Savitha, Mysuru Natarajan, Siddesha, Jalahalli Mariswamy, Suvilesh, Kanve Nagaraj, Yariswamy, Manjunath, Vivek, Hamse Kameshwar, D’Souza, Cletus J.M., Umashankar, Muddegowda, Vishwanath, Bannikuppe Sannanaik
Peptides 2019 v.112 pp. 34-42
active sites, animal models, antihypertensive agents, antihypertensive effect, blood pressure, cerebrovascular disorders, circular dichroism spectroscopy, collagen, computer simulation, dexamethasone, dose response, enzyme activity, fibrosis, fluorescence emission spectroscopy, heart, histidine, hypertension, inhibitory concentration 50, kidneys, peptidyl-dipeptidase A, rats, synthetic peptides, tripeptides

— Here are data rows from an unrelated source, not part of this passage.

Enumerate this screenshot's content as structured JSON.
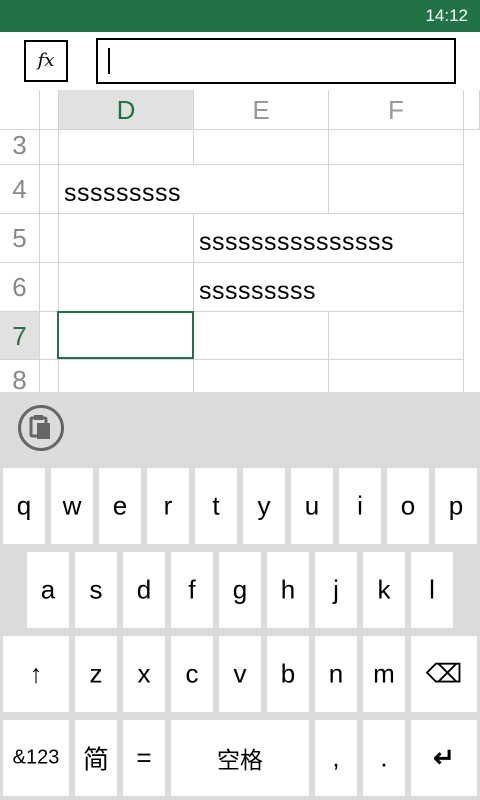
{
  "status": {
    "time": "14:12"
  },
  "formula": {
    "fx_label": "fx",
    "value": ""
  },
  "columns": [
    {
      "label": "D",
      "active": true
    },
    {
      "label": "E",
      "active": false
    },
    {
      "label": "F",
      "active": false
    }
  ],
  "rows": [
    {
      "label": "3",
      "active": false
    },
    {
      "label": "4",
      "active": false
    },
    {
      "label": "5",
      "active": false
    },
    {
      "label": "6",
      "active": false
    },
    {
      "label": "7",
      "active": true
    },
    {
      "label": "8",
      "active": false
    }
  ],
  "cells": {
    "D4": "sssssssss",
    "E5": "sssssssssssssss",
    "E6": "sssssssss"
  },
  "selection": "D7",
  "keyboard": {
    "row1": [
      "q",
      "w",
      "e",
      "r",
      "t",
      "y",
      "u",
      "i",
      "o",
      "p"
    ],
    "row2": [
      "a",
      "s",
      "d",
      "f",
      "g",
      "h",
      "j",
      "k",
      "l"
    ],
    "row3": [
      "z",
      "x",
      "c",
      "v",
      "b",
      "n",
      "m"
    ],
    "shift": "↑",
    "backspace": "⌫",
    "num": "&123",
    "lang": "简",
    "equals": "=",
    "space": "空格",
    "comma": ",",
    "period": ".",
    "enter": "↵"
  },
  "colors": {
    "accent": "#217346",
    "keyboard_bg": "#dcdcdc"
  }
}
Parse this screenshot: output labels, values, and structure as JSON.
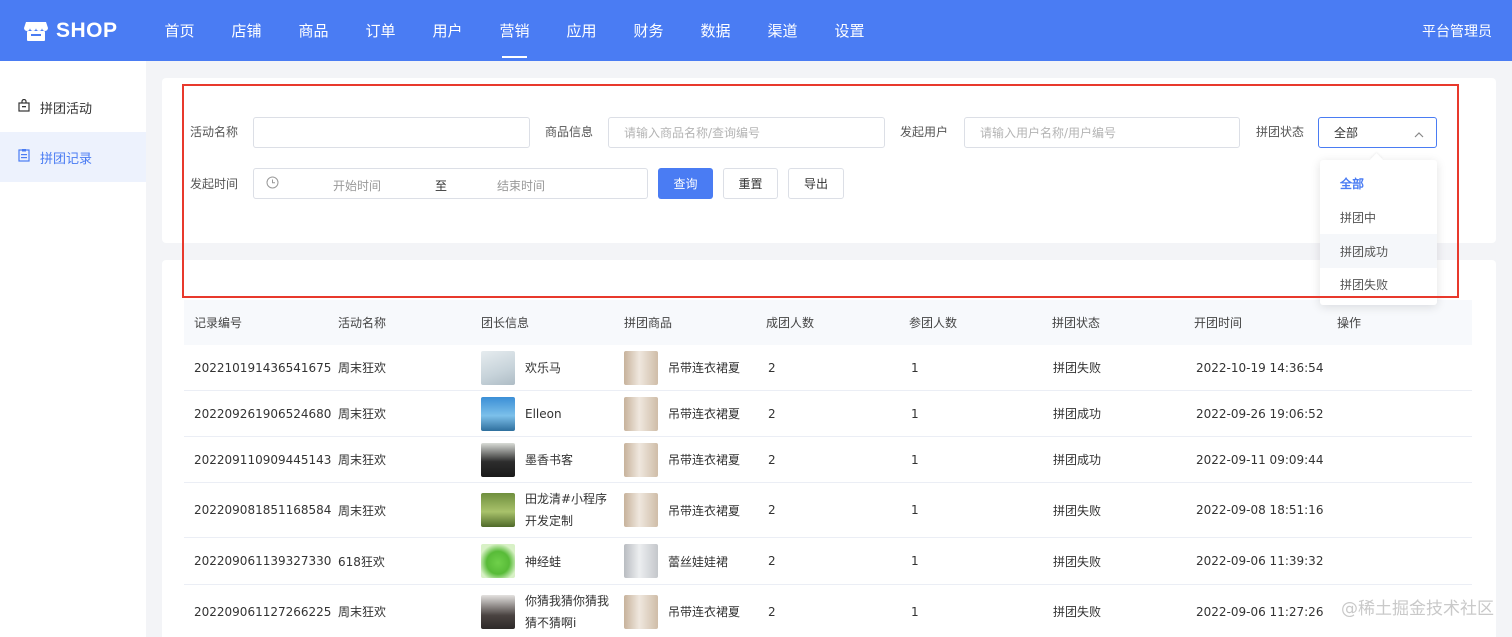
{
  "header": {
    "logo_text": "SHOP",
    "nav": [
      "首页",
      "店铺",
      "商品",
      "订单",
      "用户",
      "营销",
      "应用",
      "财务",
      "数据",
      "渠道",
      "设置"
    ],
    "active_nav": "营销",
    "admin": "平台管理员"
  },
  "sidebar": {
    "items": [
      {
        "label": "拼团活动",
        "icon": "bag-icon",
        "active": false
      },
      {
        "label": "拼团记录",
        "icon": "clipboard-icon",
        "active": true
      }
    ]
  },
  "filters": {
    "activity_name": {
      "label": "活动名称",
      "value": "",
      "placeholder": ""
    },
    "product_info": {
      "label": "商品信息",
      "value": "",
      "placeholder": "请输入商品名称/查询编号"
    },
    "initiator": {
      "label": "发起用户",
      "value": "",
      "placeholder": "请输入用户名称/用户编号"
    },
    "status": {
      "label": "拼团状态",
      "value": "全部"
    },
    "time": {
      "label": "发起时间",
      "start_placeholder": "开始时间",
      "separator": "至",
      "end_placeholder": "结束时间"
    },
    "buttons": {
      "query": "查询",
      "reset": "重置",
      "export": "导出"
    }
  },
  "status_dropdown": {
    "options": [
      "全部",
      "拼团中",
      "拼团成功",
      "拼团失败"
    ],
    "selected": "全部",
    "hovered": "拼团成功"
  },
  "table": {
    "columns": [
      "记录编号",
      "活动名称",
      "团长信息",
      "拼团商品",
      "成团人数",
      "参团人数",
      "拼团状态",
      "开团时间",
      "操作"
    ],
    "rows": [
      {
        "id": "202210191436541675",
        "activity": "周末狂欢",
        "leader": "欢乐马",
        "product": "吊带连衣裙夏",
        "group_size": "2",
        "joined": "1",
        "status": "拼团失败",
        "time": "2022-10-19 14:36:54"
      },
      {
        "id": "202209261906524680",
        "activity": "周末狂欢",
        "leader": "Elleon",
        "product": "吊带连衣裙夏",
        "group_size": "2",
        "joined": "1",
        "status": "拼团成功",
        "time": "2022-09-26 19:06:52"
      },
      {
        "id": "202209110909445143",
        "activity": "周末狂欢",
        "leader": "墨香书客",
        "product": "吊带连衣裙夏",
        "group_size": "2",
        "joined": "1",
        "status": "拼团成功",
        "time": "2022-09-11 09:09:44"
      },
      {
        "id": "202209081851168584",
        "activity": "周末狂欢",
        "leader": "田龙清#小程序开发定制",
        "product": "吊带连衣裙夏",
        "group_size": "2",
        "joined": "1",
        "status": "拼团失败",
        "time": "2022-09-08 18:51:16"
      },
      {
        "id": "202209061139327330",
        "activity": "618狂欢",
        "leader": "神经蛙",
        "product": "蕾丝娃娃裙",
        "group_size": "2",
        "joined": "1",
        "status": "拼团失败",
        "time": "2022-09-06 11:39:32"
      },
      {
        "id": "202209061127266225",
        "activity": "周末狂欢",
        "leader": "你猜我猜你猜我猜不猜啊i",
        "product": "吊带连衣裙夏",
        "group_size": "2",
        "joined": "1",
        "status": "拼团失败",
        "time": "2022-09-06 11:27:26"
      }
    ]
  },
  "watermark": "@稀土掘金技术社区",
  "colors": {
    "primary": "#4a7cf3",
    "highlight_border": "#e8392c"
  }
}
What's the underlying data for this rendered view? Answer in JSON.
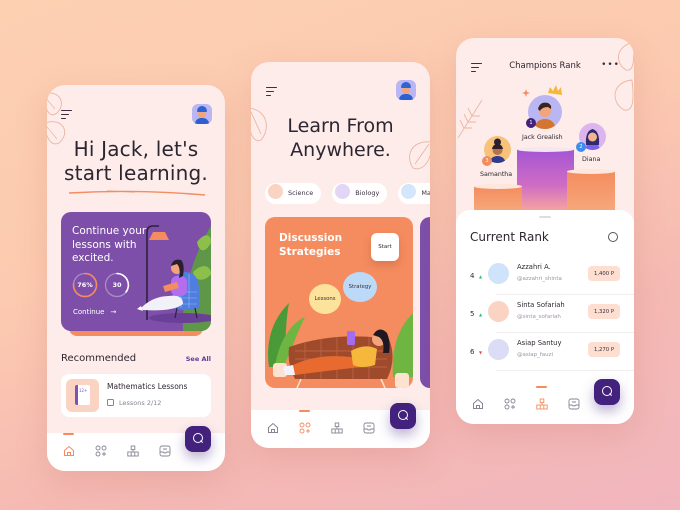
{
  "screens": {
    "home": {
      "greeting": "Hi Jack, let's start learning.",
      "greeting_line1": "Hi Jack, let's",
      "greeting_line2": "start learning.",
      "continue_card": {
        "text": "Continue your lessons with excited.",
        "progress_percent_label": "76%",
        "progress_percent": 76,
        "lessons_count": "30",
        "continue_label": "Continue",
        "arrow": "→",
        "color": "#7d4fa8"
      },
      "recommended": {
        "title": "Recommended",
        "see_all": "See All",
        "items": [
          {
            "name": "Mathematics Lessons",
            "sub": "Lessons 2/12",
            "thumb_label": "12+"
          }
        ]
      },
      "active_nav": "home"
    },
    "explore": {
      "title_line1": "Learn From",
      "title_line2": "Anywhere.",
      "categories": [
        {
          "label": "Science",
          "icon": "atom-icon",
          "color": "#fbd3c3"
        },
        {
          "label": "Biology",
          "icon": "brain-icon",
          "color": "#e2d5f5"
        },
        {
          "label": "Math",
          "icon": "calculator-icon",
          "color": "#d4e6fb"
        }
      ],
      "course_card": {
        "title_line1": "Discussion",
        "title_line2": "Strategies",
        "start_label": "Start",
        "bubbles": [
          "Lessons",
          "Strategy"
        ],
        "color": "#f48c5f"
      },
      "active_nav": "categories"
    },
    "rank": {
      "title": "Champions Rank",
      "more": "•••",
      "podium": [
        {
          "rank": "1",
          "name": "Jack Grealish"
        },
        {
          "rank": "2",
          "name": "Diana"
        },
        {
          "rank": "3",
          "name": "Samantha"
        }
      ],
      "current_rank_title": "Current Rank",
      "rows": [
        {
          "rank": "4",
          "trend": "up",
          "trend_glyph": "▲",
          "name": "Azzahri A.",
          "handle": "@azzahri_shinta",
          "points": "1,400 P"
        },
        {
          "rank": "5",
          "trend": "up",
          "trend_glyph": "▲",
          "name": "Sinta Sofariah",
          "handle": "@sinta_sofariah",
          "points": "1,320 P"
        },
        {
          "rank": "6",
          "trend": "down",
          "trend_glyph": "▼",
          "name": "Asiap Santuy",
          "handle": "@asiap_fauzi",
          "points": "1,270 P"
        }
      ],
      "active_nav": "leaderboard"
    }
  },
  "nav_items": [
    {
      "id": "home",
      "icon": "home-icon"
    },
    {
      "id": "categories",
      "icon": "grid-plus-icon"
    },
    {
      "id": "leaderboard",
      "icon": "leaderboard-icon"
    },
    {
      "id": "inbox",
      "icon": "inbox-icon"
    }
  ],
  "colors": {
    "accent_orange": "#f48c5f",
    "primary_purple": "#42227c",
    "card_purple": "#7d4fa8",
    "trend_up": "#2cb67d",
    "trend_down": "#e5484d"
  }
}
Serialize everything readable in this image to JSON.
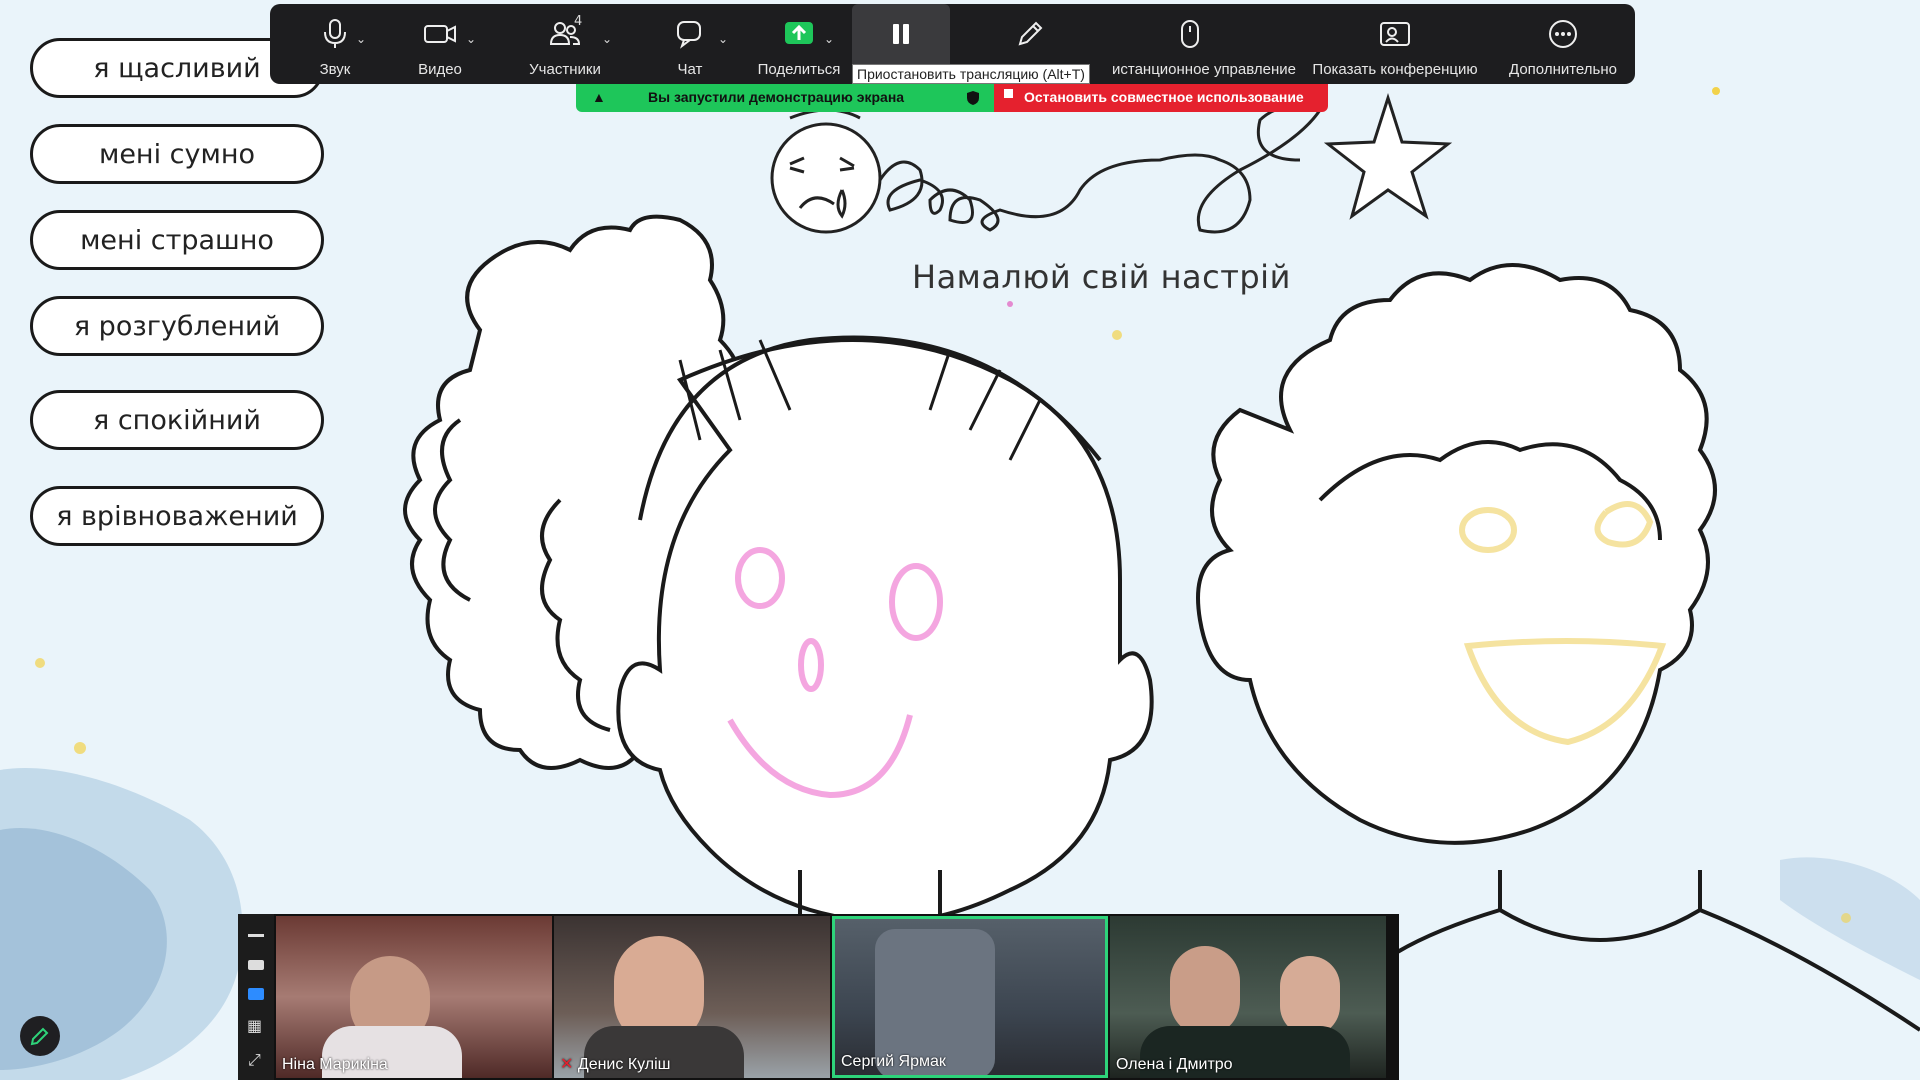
{
  "mood_options": [
    "я щасливий",
    "мені сумно",
    "мені страшно",
    "я розгублений",
    "я спокійний",
    "я врівноважений"
  ],
  "slide": {
    "title": "Намалюй свій настрій"
  },
  "toolbar": {
    "audio": "Звук",
    "video": "Видео",
    "participants": "Участники",
    "participants_count": "4",
    "chat": "Чат",
    "share": "Поделиться",
    "pause_tooltip": "Приостановить трансляцию (Alt+T)",
    "remote_control": "истанционное управление",
    "show_conference": "Показать конференцию",
    "more": "Дополнительно"
  },
  "share_status": {
    "message": "Вы запустили демонстрацию экрана",
    "stop": "Остановить совместное использование"
  },
  "participants": [
    {
      "name": "Ніна Марикіна"
    },
    {
      "name": "Денис Куліш"
    },
    {
      "name": "Сергий Ярмак"
    },
    {
      "name": "Олена і Дмитро"
    }
  ],
  "colors": {
    "toolbar_bg": "#1d1d1f",
    "share_green": "#1ec65a",
    "stop_red": "#e5212e",
    "active_speaker": "#2ed47a",
    "drawing_pink": "#f4a6e0",
    "drawing_yellow": "#f5e3a0"
  }
}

Hypertension is the fundamental cause of cardiovascular and cerebrovascular disorders. Several natural and synthetic peptides are being used as antihypertensive agents, which target angiotensin converting enzyme (ACE), the master regulator of angiotensin (Ang) II production. In this study, we have evaluated ACE-inhibitory potential of the tripeptide l-Phenylalanyl-d-Histidyl-l-Leucine (l-Phe-d-His-l-Leu) in vitro and its antihypertensive effect in rat model of dexamethasone-induced hypertension. l-Phe-d-His-l-Leu was custom-designed by changing the configuration of penultimate amino acid residue (histidine) from C-terminal of Ang I, the site at which ACE acts upon and generates Ang II. l-Phe-d-His-l-Leu effectively inhibited ACE activity in a dose-dependent and competitive manner with an IC50 of 53.32 ± 0.13 nmol/L. Both fluorescence spectra and circular dichroism data revealed the direct interaction between l-Phe-d-His-l-Leu and ACE. In addition, molecular docking studies revealed the strong interaction of l-Phe-d-His-l-Leu with the critical active site amino acid residues of ACE. Further, the administration of l-Phe-d-His-l-Leu resulted in decrease in blood pressure (142 ± 3 mmHg) compared to dexamethasone alone group (167 ± 2 mmHg). Besides, l-Phe-d-His-l-Leu decreased the levels of circulating Ang II, and reduced fibrosis in heart and kidney, as evidenced by decreases in collagen deposition. Thus, the strategy of incorporation of d-amino acids in ACE-inhibitory peptides could be valuable in the development of antihypertensive drugs.